(Here is the finished "Tempest", btw. Turn it on it's side and squint your eyes, and you can just see a quiet, elderly mare with a slight breeze ruffling her mane. Such is the magic of art.)
But, alas, the end of the year is fast approaching, and my plan of delivering a small painting to this gentlemen is in peril... because I can't find the darn photographs. Here in my studio I have thousands of photos. Hundreds upon hundreds upon hundreds of shots - mostly horses (followed by birds and then big cats and then everything else), all sorted and catalogued by subject. Want a rodeo scene? Check. Want a picture of kids with their ponies? Got it. Want a Saddlebred just stepping into the sunlight with a glittering ribbon pinned to her bridle? Here you go! Jumpers and dressage and reining and lungeing, I've got them all. All reference shots, and all mine. But 23 pictures of two mares, a field, an old man who would have fit perfectly in the last century puttering around his farmyard, sweet shots of plowed earth, broken cornstalks and rich, heavy, black Illinois topsoil? I have no idea where they went. And now it will drive me crazy.
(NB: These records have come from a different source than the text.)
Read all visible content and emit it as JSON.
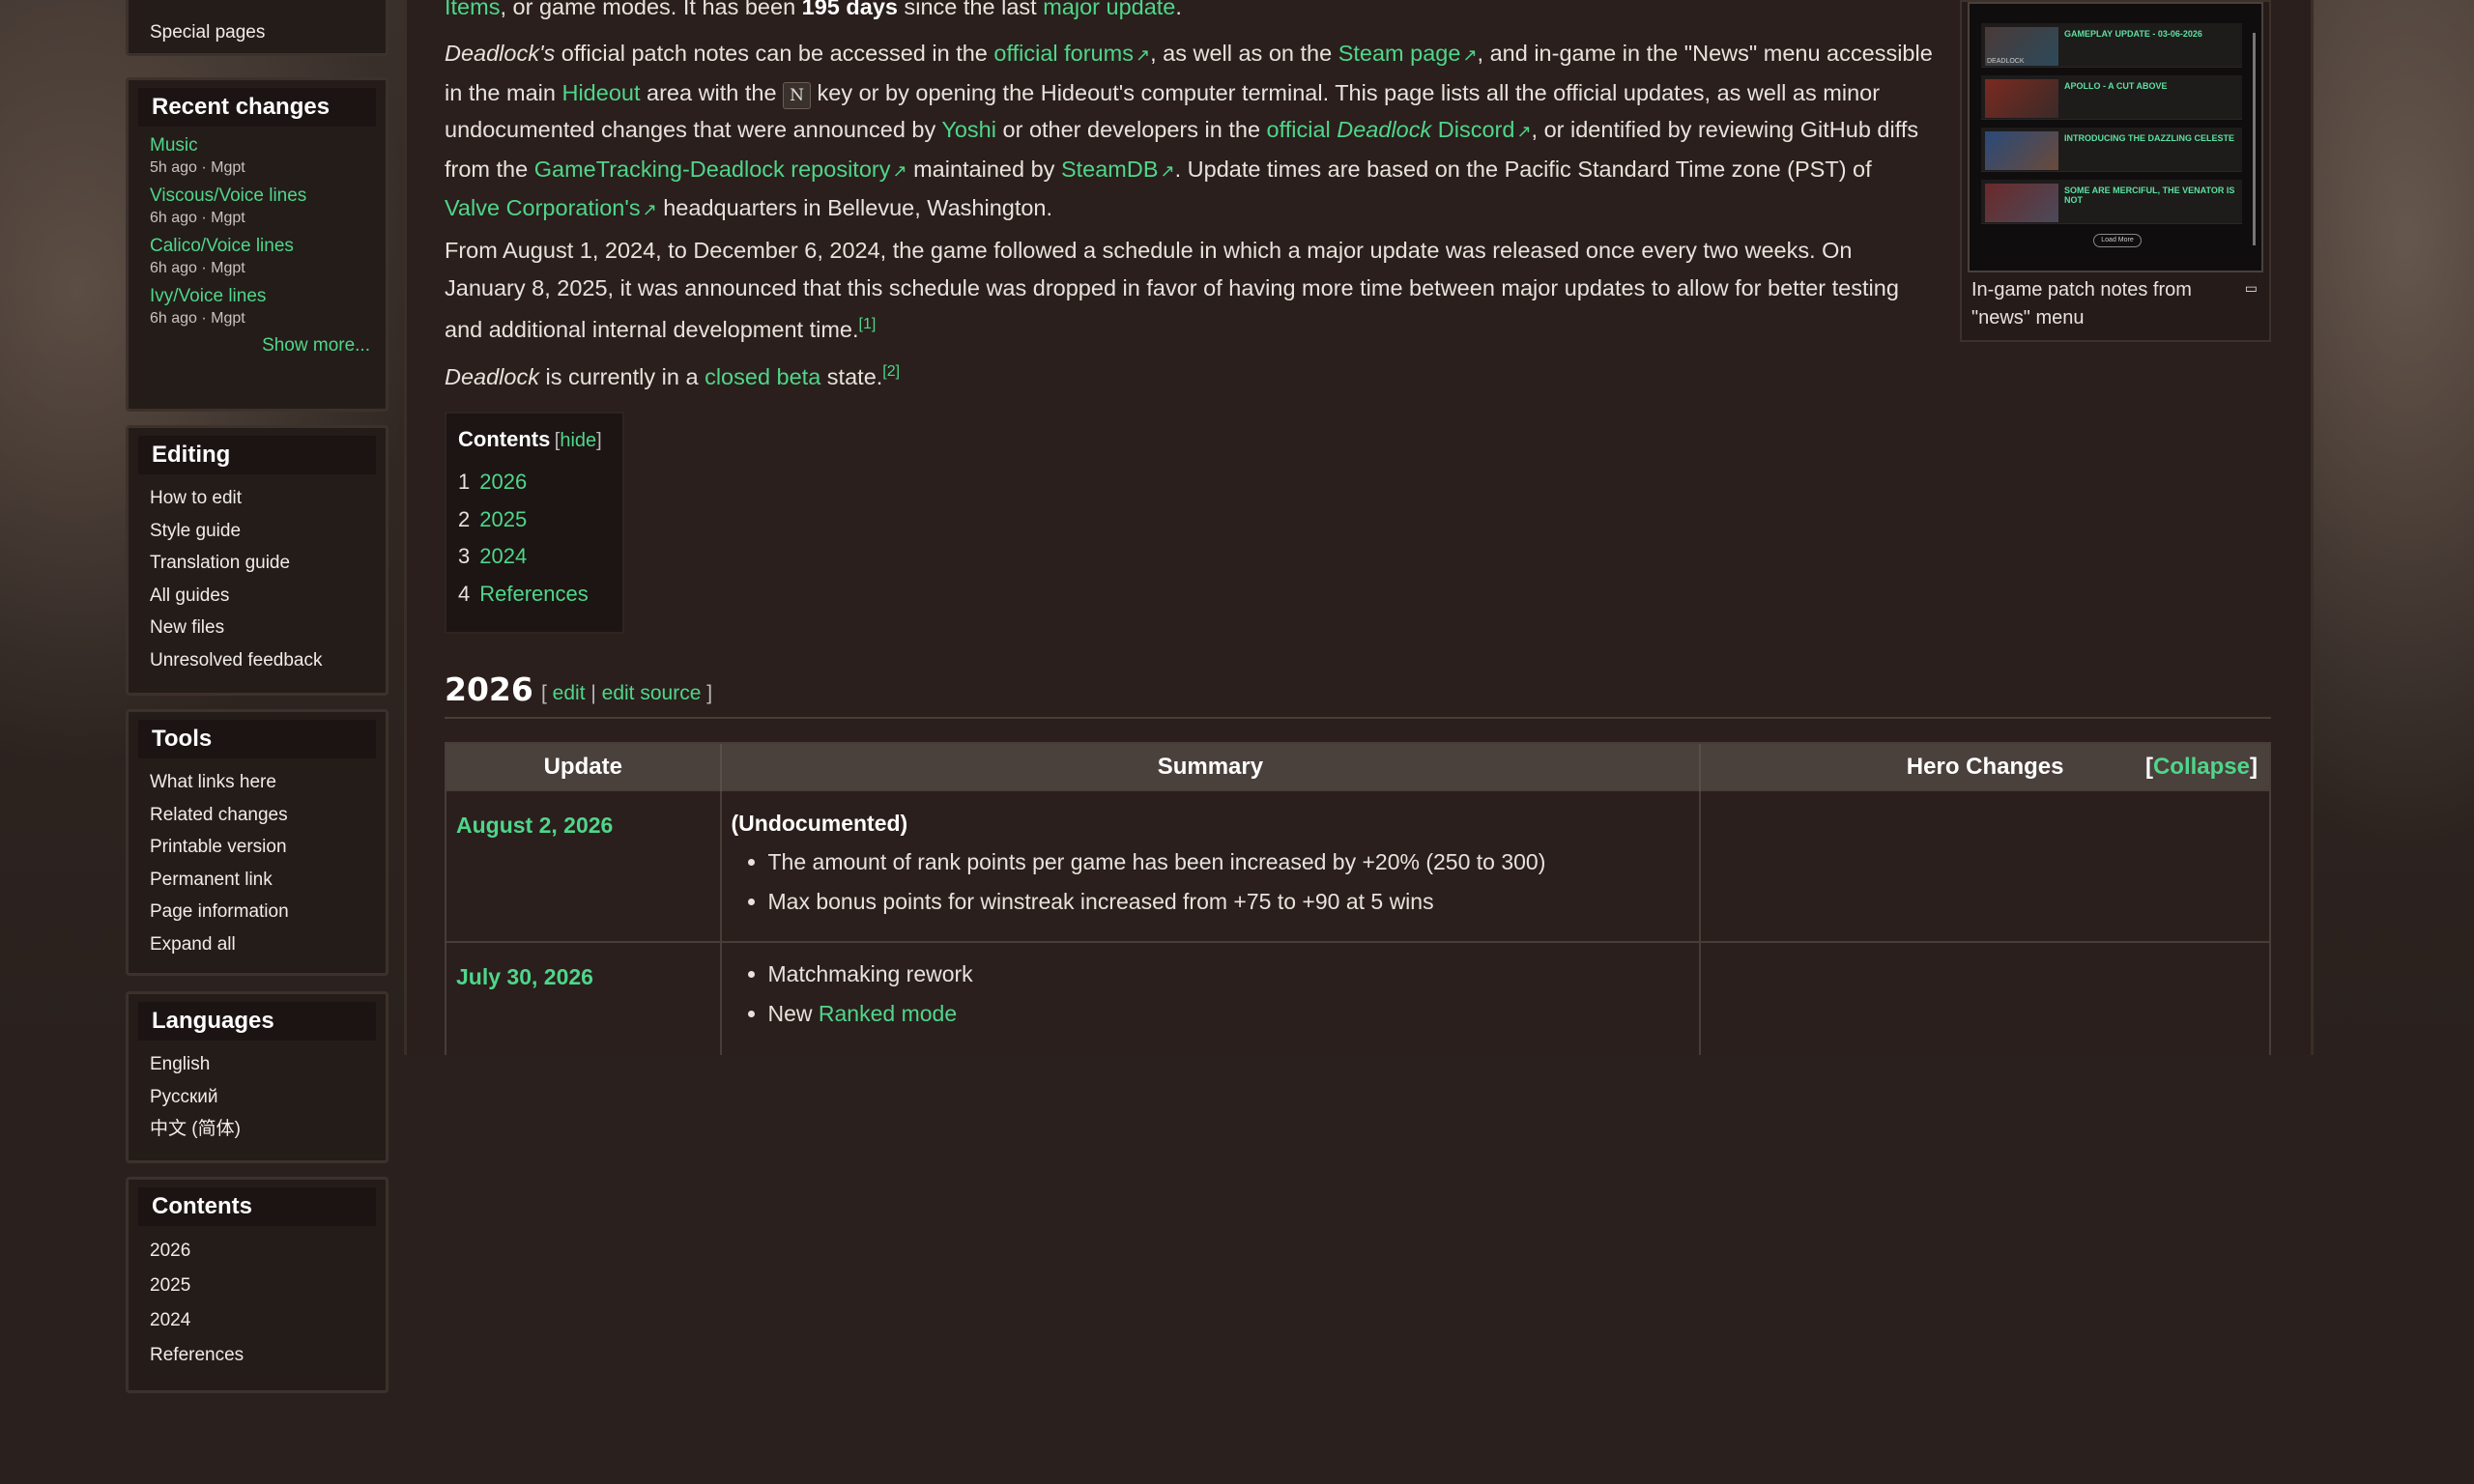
{
  "sidebar": {
    "top_item": "Special pages",
    "recent": {
      "title": "Recent changes",
      "items": [
        {
          "title": "Music",
          "meta": "5h ago · Mgpt"
        },
        {
          "title": "Viscous/Voice lines",
          "meta": "6h ago · Mgpt"
        },
        {
          "title": "Calico/Voice lines",
          "meta": "6h ago · Mgpt"
        },
        {
          "title": "Ivy/Voice lines",
          "meta": "6h ago · Mgpt"
        }
      ],
      "show_more": "Show more..."
    },
    "editing": {
      "title": "Editing",
      "items": [
        "How to edit",
        "Style guide",
        "Translation guide",
        "All guides",
        "New files",
        "Unresolved feedback"
      ]
    },
    "tools": {
      "title": "Tools",
      "items": [
        "What links here",
        "Related changes",
        "Printable version",
        "Permanent link",
        "Page information",
        "Expand all"
      ]
    },
    "languages": {
      "title": "Languages",
      "items": [
        "English",
        "Русский",
        "中文 (简体)"
      ]
    },
    "contents": {
      "title": "Contents",
      "items": [
        "2026",
        "2025",
        "2024",
        "References"
      ]
    }
  },
  "article": {
    "p0": {
      "a": "Items",
      "b": ", or game modes. It has been ",
      "days": "195 days",
      "c": " since the last ",
      "d": "major update",
      "e": "."
    },
    "p1": {
      "t1": "Deadlock's",
      "t2": " official patch notes can be accessed in the ",
      "l1": "official forums",
      "t3": ", as well as on the ",
      "l2": "Steam page",
      "t4": ", and in-game in the \"News\" menu accessible in the main ",
      "l3": "Hideout",
      "t5": " area with the ",
      "kbd": "N",
      "t6": " key or by opening the Hideout's computer terminal. This page lists all the official updates, as well as minor undocumented changes that were announced by ",
      "l4": "Yoshi",
      "t7": " or other developers in the ",
      "l5a": "official ",
      "l5b": "Deadlock",
      "l5c": " Discord",
      "t8": ", or identified by reviewing GitHub diffs from the ",
      "l6": "GameTracking-Deadlock repository",
      "t9": " maintained by ",
      "l7": "SteamDB",
      "t10": ". Update times are based on the Pacific Standard Time zone (PST) of ",
      "l8": "Valve Corporation's",
      "t11": " headquarters in Bellevue, Washington."
    },
    "p2": {
      "text": "From August 1, 2024, to December 6, 2024, the game followed a schedule in which a major update was released once every two weeks. On January 8, 2025, it was announced that this schedule was dropped in favor of having more time between major updates to allow for better testing and additional internal development time.",
      "ref": "[1]"
    },
    "p3": {
      "a": "Deadlock",
      "b": " is currently in a ",
      "link": "closed beta",
      "c": " state.",
      "ref": "[2]"
    }
  },
  "infobox": {
    "caption": "In-game patch notes from \"news\" menu",
    "rows": [
      "GAMEPLAY UPDATE - 03-06-2026",
      "APOLLO - A CUT ABOVE",
      "INTRODUCING THE DAZZLING CELESTE",
      "SOME ARE MERCIFUL, THE VENATOR IS NOT"
    ],
    "button": "Load More",
    "thumb_logo": "DEADLOCK"
  },
  "toc": {
    "title": "Contents",
    "hide_open": "[",
    "hide": "hide",
    "hide_close": "]",
    "items": [
      {
        "num": "1",
        "label": "2026"
      },
      {
        "num": "2",
        "label": "2025"
      },
      {
        "num": "3",
        "label": "2024"
      },
      {
        "num": "4",
        "label": "References"
      }
    ]
  },
  "section": {
    "title": "2026",
    "edit_open": "[ ",
    "edit": "edit",
    "sep": " | ",
    "edit_source": "edit source",
    "edit_close": " ]"
  },
  "table": {
    "headers": [
      "Update",
      "Summary",
      "Hero Changes"
    ],
    "collapse_open": "[",
    "collapse": "Collapse",
    "collapse_close": "]",
    "rows": [
      {
        "date": "August 2, 2026",
        "label": "(Undocumented)",
        "bullets": [
          "The amount of rank points per game has been increased by +20% (250 to 300)",
          "Max bonus points for winstreak increased from +75 to +90 at 5 wins"
        ]
      },
      {
        "date": "July 30, 2026",
        "bullet1": "Matchmaking rework",
        "bullet2_pre": "New ",
        "bullet2_link": "Ranked mode"
      }
    ]
  },
  "colors": {
    "link": "#4fd68a",
    "background": "#2a211e",
    "panel": "#2a1f1c"
  }
}
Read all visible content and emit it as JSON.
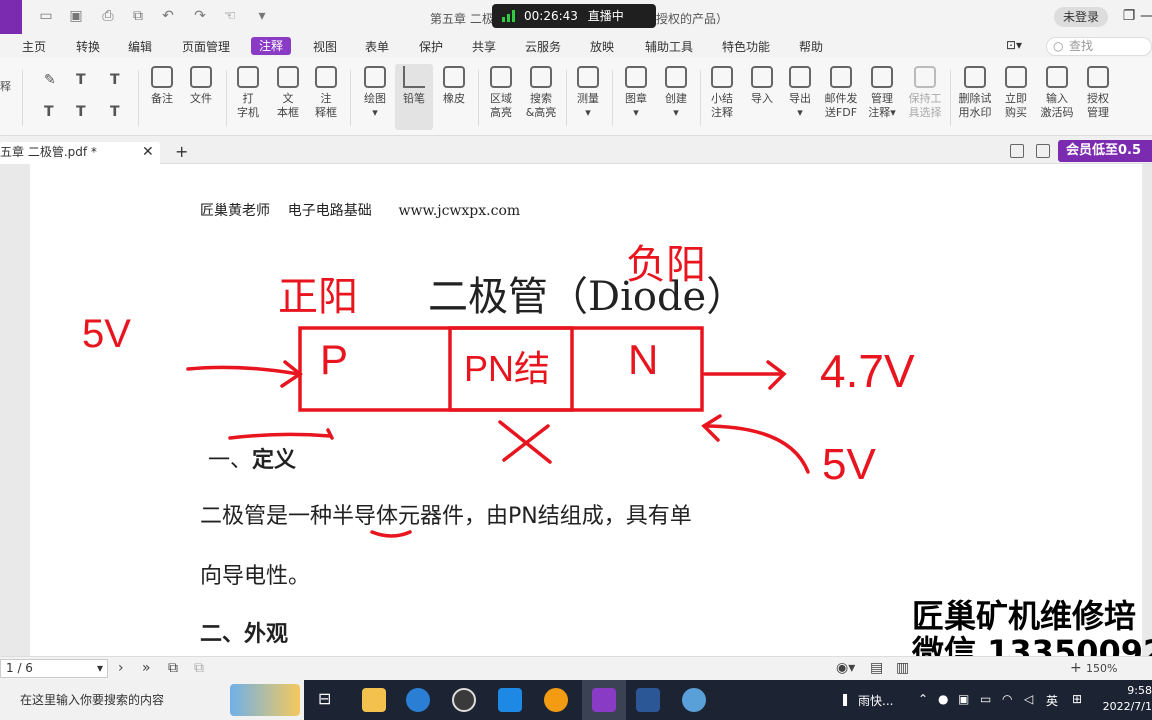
{
  "titlebar": {
    "doc_title": "第五章 二极",
    "doc_title_tail": "授权的产品）",
    "live_timer": "00:26:43",
    "live_status": "直播中",
    "login": "未登录"
  },
  "menu": {
    "items": [
      "主页",
      "转换",
      "编辑",
      "页面管理",
      "注释",
      "视图",
      "表单",
      "保护",
      "共享",
      "云服务",
      "放映",
      "辅助工具",
      "特色功能",
      "帮助"
    ],
    "search_placeholder": "查找"
  },
  "ribbon": {
    "left_cut": "释",
    "tools": [
      {
        "label": "备注",
        "sub": ""
      },
      {
        "label": "文件",
        "sub": ""
      },
      {
        "label": "打",
        "sub": "字机"
      },
      {
        "label": "文",
        "sub": "本框"
      },
      {
        "label": "注",
        "sub": "释框"
      },
      {
        "label": "绘图",
        "sub": ""
      },
      {
        "label": "铅笔",
        "sub": ""
      },
      {
        "label": "橡皮",
        "sub": ""
      },
      {
        "label": "区域",
        "sub": "高亮"
      },
      {
        "label": "搜索",
        "sub": "&高亮"
      },
      {
        "label": "测量",
        "sub": ""
      },
      {
        "label": "图章",
        "sub": ""
      },
      {
        "label": "创建",
        "sub": ""
      },
      {
        "label": "小结",
        "sub": "注释"
      },
      {
        "label": "导入",
        "sub": ""
      },
      {
        "label": "导出",
        "sub": ""
      },
      {
        "label": "邮件发",
        "sub": "送FDF"
      },
      {
        "label": "管理",
        "sub": "注释"
      },
      {
        "label": "保持工",
        "sub": "具选择"
      },
      {
        "label": "删除试",
        "sub": "用水印"
      },
      {
        "label": "立即",
        "sub": "购买"
      },
      {
        "label": "输入",
        "sub": "激活码"
      },
      {
        "label": "授权",
        "sub": "管理"
      }
    ]
  },
  "tabs": {
    "doc_tab": "五章 二极管.pdf *",
    "vip": "会员低至0.5"
  },
  "pdf": {
    "header": "匠巢黄老师    电子电路基础      www.jcwxpx.com",
    "title": "二极管（Diode）",
    "h1_num": "一、",
    "h1": "定义",
    "para1": "二极管是一种半导体元器件，由PN结组成，具有单",
    "para2": "向导电性。",
    "h2": "二、外观"
  },
  "ink": {
    "positive": "正阳",
    "negative": "负阳",
    "v_left": "5V",
    "p": "P",
    "pn": "PN结",
    "n": "N",
    "v_right": "4.7V",
    "v_bottom": "5V"
  },
  "watermark": {
    "line1": "匠巢矿机维修培",
    "line2": "微信 13350092"
  },
  "status": {
    "page": "1 / 6",
    "zoom": "150%"
  },
  "taskbar": {
    "search_placeholder": "在这里输入你要搜索的内容",
    "weather": "雨快...",
    "lang": "英",
    "time": "9:58",
    "date": "2022/7/1"
  },
  "colors": {
    "accent": "#8a3bc6",
    "ink": "#e8141e"
  }
}
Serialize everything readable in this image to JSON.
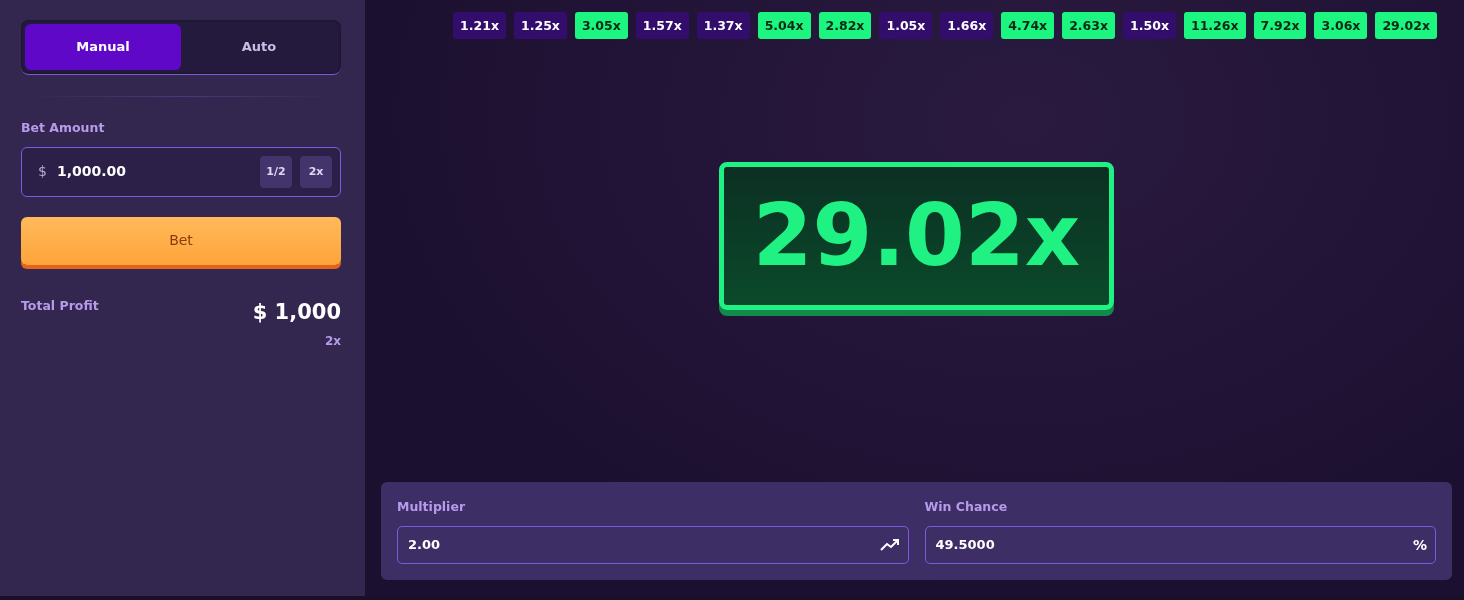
{
  "mode_tabs": [
    {
      "label": "Manual",
      "selected": true
    },
    {
      "label": "Auto",
      "selected": false
    }
  ],
  "bet_amount": {
    "label": "Bet Amount",
    "currency": "$",
    "value": "1,000.00",
    "half_button": "1/2",
    "double_button": "2x"
  },
  "bet_button": "Bet",
  "total_profit": {
    "label": "Total Profit",
    "amount": "$ 1,000",
    "multiplier": "2x"
  },
  "history": [
    {
      "value": "1.21x",
      "win": false
    },
    {
      "value": "1.25x",
      "win": false
    },
    {
      "value": "3.05x",
      "win": true
    },
    {
      "value": "1.57x",
      "win": false
    },
    {
      "value": "1.37x",
      "win": false
    },
    {
      "value": "5.04x",
      "win": true
    },
    {
      "value": "2.82x",
      "win": true
    },
    {
      "value": "1.05x",
      "win": false
    },
    {
      "value": "1.66x",
      "win": false
    },
    {
      "value": "4.74x",
      "win": true
    },
    {
      "value": "2.63x",
      "win": true
    },
    {
      "value": "1.50x",
      "win": false
    },
    {
      "value": "11.26x",
      "win": true
    },
    {
      "value": "7.92x",
      "win": true
    },
    {
      "value": "3.06x",
      "win": true
    },
    {
      "value": "29.02x",
      "win": true
    }
  ],
  "result": {
    "value": "29.02x",
    "win": true
  },
  "multiplier": {
    "label": "Multiplier",
    "value": "2.00"
  },
  "win_chance": {
    "label": "Win Chance",
    "value": "49.5000",
    "suffix": "%"
  }
}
It does, however, give me an excuse to pull open my heavy filing cabinet drawers, grab a handful of pictures, and dream. Here's a painting, and here's a painting, and here's an etching, a drawing, a watercolor. In my hands I hold the promise of so much great art! Magical moments where the light and shadow have come together with the action and the sentiment and the pure equine form - and somewhere buried in all of that is exactly what I'm trying to say with my paintings and drawings. Look at this creature, this thing, this miracle, this wild, four legged spirit partnered with man to do amazing and athletic things. Look at him jump and race and run. Look at him cut cattle or execute a canter pirouette. Look at him safely cart children around the field or step into the show ring before thousands of spectators in a world class competitive setting. And look at the relationship forged between man and beast. We can guide a half ton animal around with a piece of leather. We can ask him to jump over 5' fences. We can watch him separate cattle from the herd or chase a ball around while his rider swings a large stick in the air. We can put him in a starting gate, throw the doors open, and expect him to fly down a dirt track, striving to vanquish every other horse on the field.
Painting after painting after painting. Photograph after photograph after photograph. Idea after idea after idea, until finally the idea becomes inspiration, and the inspiration translates to the art.
NEW! "Colors of the Wind" © Joanna Zeller Quentin 2010. All Rights Reserved. www.MoosePantsStudio.com